Now, I sort of stand by the things in that article. As a general principle, the structure of the MFA system is very classist, because it discriminates against people who don’t have time to take two years off from life. And I am fine saying that kind of thing when I control the message. However, I also went to an MFA program where the professors were really good to me. For one thing, they admitted me, even though I wrote science fiction. And they critiqued my work seriously. It was a very good place! And ever since reading The Journalist and the Murderer I’ve become uncomfortably aware that the principal role of journalists is to use a sense of camraderie in order to get people to say things that are against their self-interest. So I knew that if I said anything in the interview like what I’d said in the post, then my name would forever be linked to a quote wherein I slammed the MFA system for being classist, which would be: a) kind of rude to my program, since it’d be seen as an indictment of Hopkins more than anywhere else; and b) a little bit of a strange thing for me to complain about, since I come from an extremely upper-class background.

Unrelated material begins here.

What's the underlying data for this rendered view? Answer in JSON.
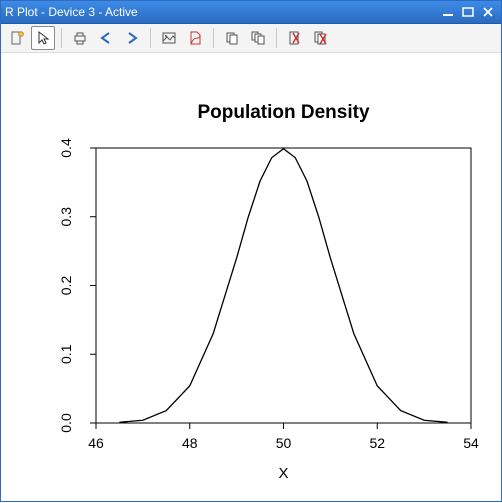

(The things I could say, without sounding ridiculous, would be that the MFA system is racist and homophobic, but those things aren’t really true. Or, at least, MFA programs are certainly much less racist and homophobic than the sci-fi/fantasy world.)

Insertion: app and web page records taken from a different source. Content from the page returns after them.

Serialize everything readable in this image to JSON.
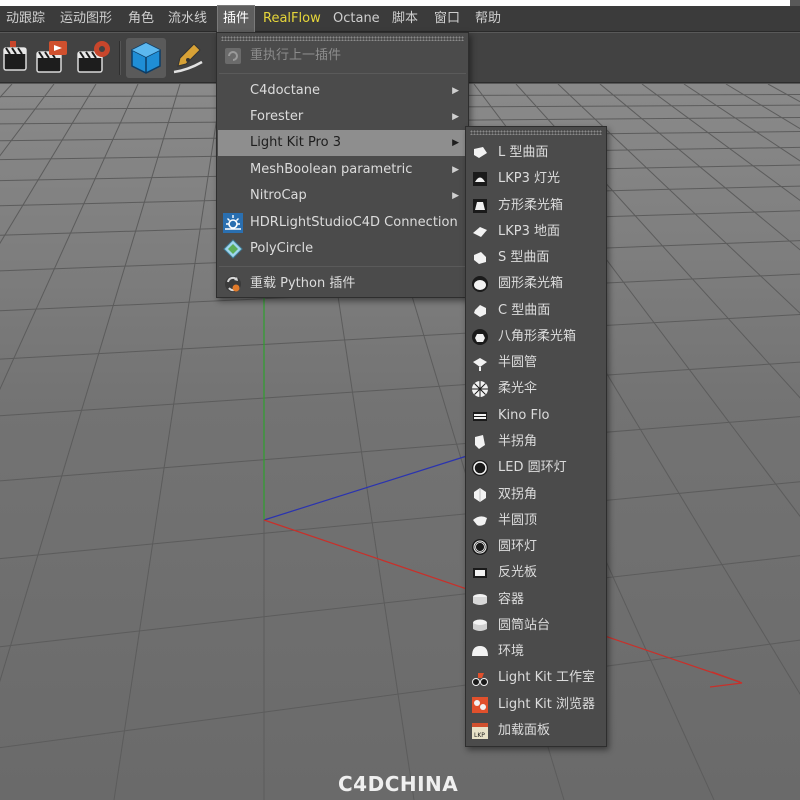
{
  "menubar": {
    "items": [
      {
        "label": "动跟踪"
      },
      {
        "label": "运动图形"
      },
      {
        "label": "角色"
      },
      {
        "label": "流水线"
      },
      {
        "label": "插件"
      },
      {
        "label": "RealFlow"
      },
      {
        "label": "Octane"
      },
      {
        "label": "脚本"
      },
      {
        "label": "窗口"
      },
      {
        "label": "帮助"
      }
    ],
    "active_index": 4
  },
  "plugins_menu": {
    "repeat_last": "重执行上一插件",
    "items": [
      {
        "label": "C4doctane",
        "has_submenu": true
      },
      {
        "label": "Forester",
        "has_submenu": true
      },
      {
        "label": "Light Kit Pro 3",
        "has_submenu": true,
        "highlighted": true
      },
      {
        "label": "MeshBoolean parametric",
        "has_submenu": true
      },
      {
        "label": "NitroCap",
        "has_submenu": true
      },
      {
        "label": "HDRLightStudioC4D Connection",
        "icon": "sun-icon"
      },
      {
        "label": "PolyCircle",
        "icon": "polycircle-icon"
      }
    ],
    "reload": "重载 Python 插件"
  },
  "lightkit_submenu": {
    "items": [
      {
        "label": "L 型曲面",
        "icon": "l-curve-icon"
      },
      {
        "label": "LKP3 灯光",
        "icon": "lkp3-light-icon"
      },
      {
        "label": "方形柔光箱",
        "icon": "square-softbox-icon"
      },
      {
        "label": "LKP3 地面",
        "icon": "lkp3-ground-icon"
      },
      {
        "label": "S 型曲面",
        "icon": "s-curve-icon"
      },
      {
        "label": "圆形柔光箱",
        "icon": "round-softbox-icon"
      },
      {
        "label": "C 型曲面",
        "icon": "c-curve-icon"
      },
      {
        "label": "八角形柔光箱",
        "icon": "octagon-softbox-icon"
      },
      {
        "label": "半圆管",
        "icon": "half-pipe-icon"
      },
      {
        "label": "柔光伞",
        "icon": "umbrella-icon"
      },
      {
        "label": "Kino Flo",
        "icon": "kino-flo-icon"
      },
      {
        "label": "半拐角",
        "icon": "half-corner-icon"
      },
      {
        "label": "LED 圆环灯",
        "icon": "led-ring-icon"
      },
      {
        "label": "双拐角",
        "icon": "double-corner-icon"
      },
      {
        "label": "半圆顶",
        "icon": "half-dome-icon"
      },
      {
        "label": "圆环灯",
        "icon": "ring-light-icon"
      },
      {
        "label": "反光板",
        "icon": "reflector-icon"
      },
      {
        "label": "容器",
        "icon": "container-icon"
      },
      {
        "label": "圆筒站台",
        "icon": "cylinder-stage-icon"
      },
      {
        "label": "环境",
        "icon": "environment-icon"
      },
      {
        "label": "Light Kit 工作室",
        "icon": "studio-icon"
      },
      {
        "label": "Light Kit 浏览器",
        "icon": "browser-icon"
      },
      {
        "label": "加载面板",
        "icon": "load-panel-icon"
      }
    ]
  },
  "watermark": "C4DCHINA",
  "colors": {
    "menubar_bg": "#3b3b3b",
    "menu_bg": "#4b4b4b",
    "highlight_bg": "#8e8e8e",
    "realflow_accent": "#e6d63a",
    "viewport_bg": "#6f6f6f",
    "axis_x": "#c8302a",
    "axis_y": "#2ea02e",
    "axis_z": "#2a33b0"
  }
}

So anyway, I was extremely cagey during this interview and in fact I asked the reporter to send me any quotes from me before she used them, on the principle that she’d be embarrassed to print anything too detrimental to my interest if she actually had to own up, to me, that she was doing it. (However, even though she promised to do that, she didn’t actually send me the quotes.)

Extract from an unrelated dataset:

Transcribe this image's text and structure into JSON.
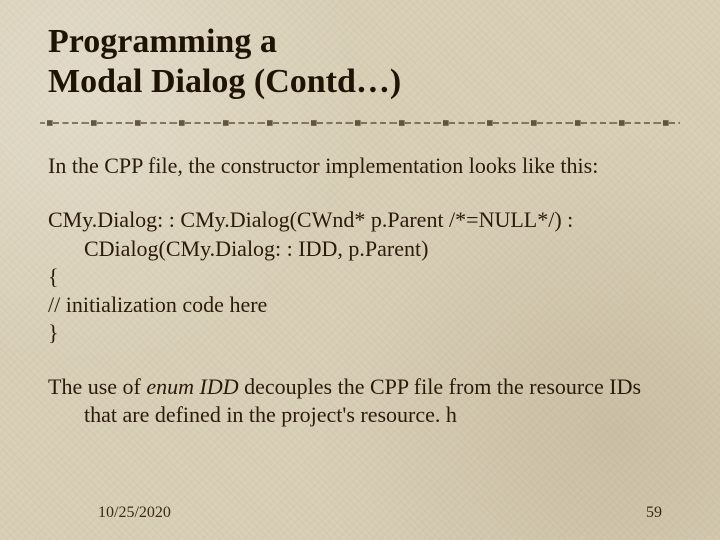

Anyway, for these reasons I was fairly certain that they wouldn’t use any quotes from me, since it can’t be hard to find an MFA student or graduate who’s willing to publicly say things that are much more provocative than I will. But whatever, they did end up putting in a quote by me and that makes me happy. The quote they used came from a bit where I talked about how I kind of feel like life in the MFA is too easy and you get too much instant gratification (via people saying nice things about your writing) and that it’s not really a good preparation for the real thing that makes or breaks a writing career, which is the ability to work and work and work even though no one in the world cares whether you produce a story or not.
(What also makes me happy: they extensively quoted my favorite Hopkins professor–Jean McGarry. I love her. What she said was actually pretty incendiary, which is that writers expect more hand-holding nowadays than they used to, and that that’s a reflection of a change in the times. And I have no idea whether that’s true, but that’s at least an interesting thing to say, right? Anyway, that also made me really happy I didn’t provide a more incendiary quote, since I’d have been really unhappy to have it featured right under the one from McGarry.)